▶ **Dataset records**
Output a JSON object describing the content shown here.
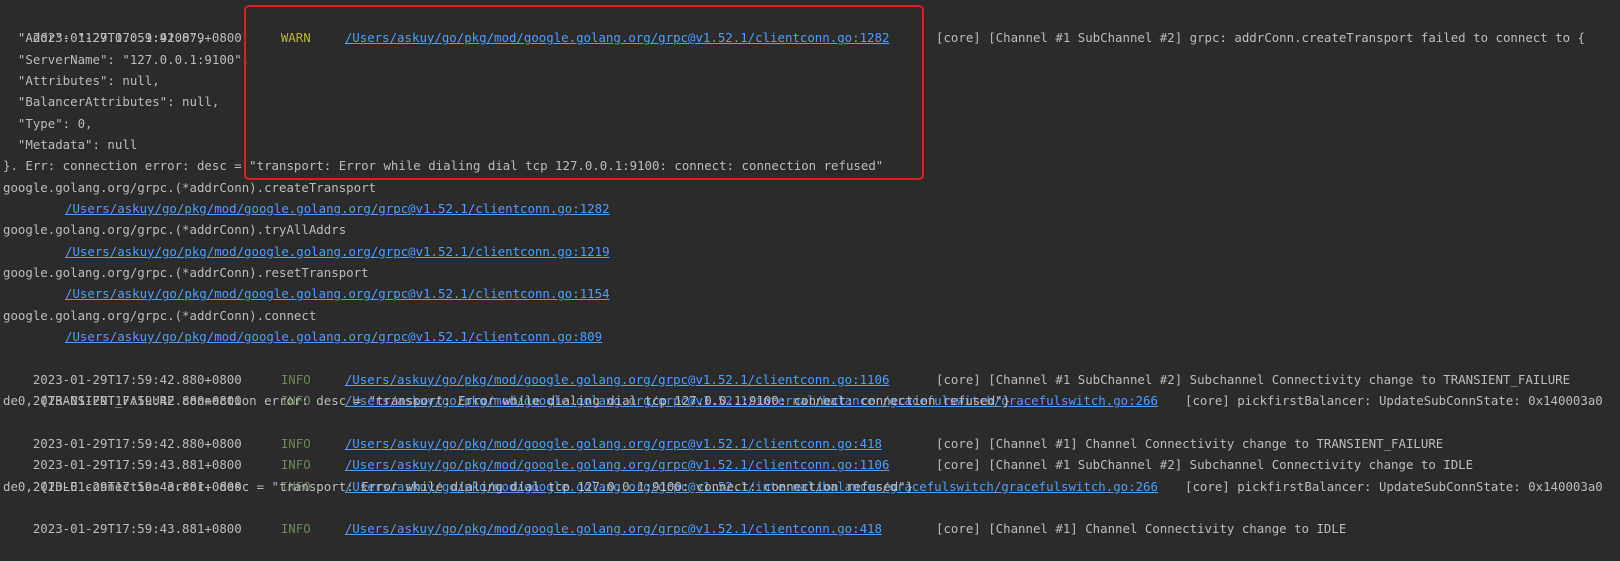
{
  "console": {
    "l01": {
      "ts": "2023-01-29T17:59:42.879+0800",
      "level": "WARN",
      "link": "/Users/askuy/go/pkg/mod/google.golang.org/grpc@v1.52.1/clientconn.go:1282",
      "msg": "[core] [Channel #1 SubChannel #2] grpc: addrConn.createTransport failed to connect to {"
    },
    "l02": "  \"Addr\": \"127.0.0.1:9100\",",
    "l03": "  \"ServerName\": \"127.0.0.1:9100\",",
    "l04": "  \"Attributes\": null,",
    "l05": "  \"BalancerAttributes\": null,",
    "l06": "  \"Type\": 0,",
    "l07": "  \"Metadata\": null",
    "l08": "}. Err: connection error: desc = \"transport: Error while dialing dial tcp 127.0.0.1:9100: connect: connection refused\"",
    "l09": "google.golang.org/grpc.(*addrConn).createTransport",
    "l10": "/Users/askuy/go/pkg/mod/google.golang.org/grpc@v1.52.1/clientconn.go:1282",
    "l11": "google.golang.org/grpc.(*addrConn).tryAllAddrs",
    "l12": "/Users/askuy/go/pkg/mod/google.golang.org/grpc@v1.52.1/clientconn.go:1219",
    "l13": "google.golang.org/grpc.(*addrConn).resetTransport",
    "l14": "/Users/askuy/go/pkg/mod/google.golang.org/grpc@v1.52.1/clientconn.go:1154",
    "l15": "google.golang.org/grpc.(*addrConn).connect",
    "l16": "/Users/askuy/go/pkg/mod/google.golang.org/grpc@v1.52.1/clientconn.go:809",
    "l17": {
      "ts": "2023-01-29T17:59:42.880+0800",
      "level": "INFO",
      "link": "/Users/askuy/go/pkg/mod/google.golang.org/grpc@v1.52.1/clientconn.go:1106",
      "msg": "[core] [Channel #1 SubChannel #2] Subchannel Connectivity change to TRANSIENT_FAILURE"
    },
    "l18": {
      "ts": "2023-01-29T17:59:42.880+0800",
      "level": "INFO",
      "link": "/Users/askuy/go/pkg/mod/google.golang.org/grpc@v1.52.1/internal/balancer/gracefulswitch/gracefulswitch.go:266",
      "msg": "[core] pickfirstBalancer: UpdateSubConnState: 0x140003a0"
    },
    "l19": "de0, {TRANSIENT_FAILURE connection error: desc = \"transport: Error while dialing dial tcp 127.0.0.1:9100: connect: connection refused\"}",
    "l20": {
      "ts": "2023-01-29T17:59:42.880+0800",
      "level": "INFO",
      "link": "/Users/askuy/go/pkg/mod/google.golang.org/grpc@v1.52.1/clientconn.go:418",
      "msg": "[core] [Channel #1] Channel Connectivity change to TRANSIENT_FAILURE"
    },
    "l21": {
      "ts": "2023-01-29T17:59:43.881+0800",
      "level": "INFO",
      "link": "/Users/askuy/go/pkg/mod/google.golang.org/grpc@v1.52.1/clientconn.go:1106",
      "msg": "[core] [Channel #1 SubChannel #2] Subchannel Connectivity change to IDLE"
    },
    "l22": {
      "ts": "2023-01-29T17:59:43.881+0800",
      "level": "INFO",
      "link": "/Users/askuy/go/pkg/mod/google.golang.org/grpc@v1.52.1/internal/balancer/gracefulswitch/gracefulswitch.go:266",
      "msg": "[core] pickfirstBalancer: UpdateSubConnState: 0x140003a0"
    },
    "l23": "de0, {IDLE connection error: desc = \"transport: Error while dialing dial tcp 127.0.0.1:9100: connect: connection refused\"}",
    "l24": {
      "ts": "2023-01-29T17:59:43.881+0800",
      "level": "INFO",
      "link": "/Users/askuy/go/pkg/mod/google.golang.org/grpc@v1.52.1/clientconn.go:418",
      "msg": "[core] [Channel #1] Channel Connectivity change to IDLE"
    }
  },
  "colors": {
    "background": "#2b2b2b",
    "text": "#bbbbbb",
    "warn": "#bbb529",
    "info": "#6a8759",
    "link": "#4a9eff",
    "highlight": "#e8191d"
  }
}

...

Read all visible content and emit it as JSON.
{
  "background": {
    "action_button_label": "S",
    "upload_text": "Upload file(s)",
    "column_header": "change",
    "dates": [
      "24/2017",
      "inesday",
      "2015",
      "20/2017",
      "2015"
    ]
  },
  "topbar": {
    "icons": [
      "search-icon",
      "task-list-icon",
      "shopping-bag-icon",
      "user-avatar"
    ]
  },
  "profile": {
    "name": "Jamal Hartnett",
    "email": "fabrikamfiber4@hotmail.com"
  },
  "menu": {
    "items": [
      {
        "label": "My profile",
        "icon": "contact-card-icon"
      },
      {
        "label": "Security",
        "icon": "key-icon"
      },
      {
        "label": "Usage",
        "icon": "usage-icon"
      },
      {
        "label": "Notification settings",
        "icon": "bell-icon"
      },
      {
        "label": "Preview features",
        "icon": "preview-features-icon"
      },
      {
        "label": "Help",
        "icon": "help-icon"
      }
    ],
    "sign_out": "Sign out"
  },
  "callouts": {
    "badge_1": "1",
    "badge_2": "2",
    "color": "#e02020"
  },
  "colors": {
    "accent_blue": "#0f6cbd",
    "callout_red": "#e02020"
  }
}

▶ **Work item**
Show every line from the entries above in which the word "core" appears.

▶ **Your response**
      "msg": "[core] [Channel #1 SubChannel #2] grpc: addrConn.createTransport failed to connect to {"
      "msg": "[core] [Channel #1 SubChannel #2] Subchannel Connectivity change to TRANSIENT_FAILURE"
      "msg": "[core] pickfirstBalancer: UpdateSubConnState: 0x140003a0"
      "msg": "[core] [Channel #1] Channel Connectivity change to TRANSIENT_FAILURE"
      "msg": "[core] [Channel #1 SubChannel #2] Subchannel Connectivity change to IDLE"
      "msg": "[core] pickfirstBalancer: UpdateSubConnState: 0x140003a0"
      "msg": "[core] [Channel #1] Channel Connectivity change to IDLE"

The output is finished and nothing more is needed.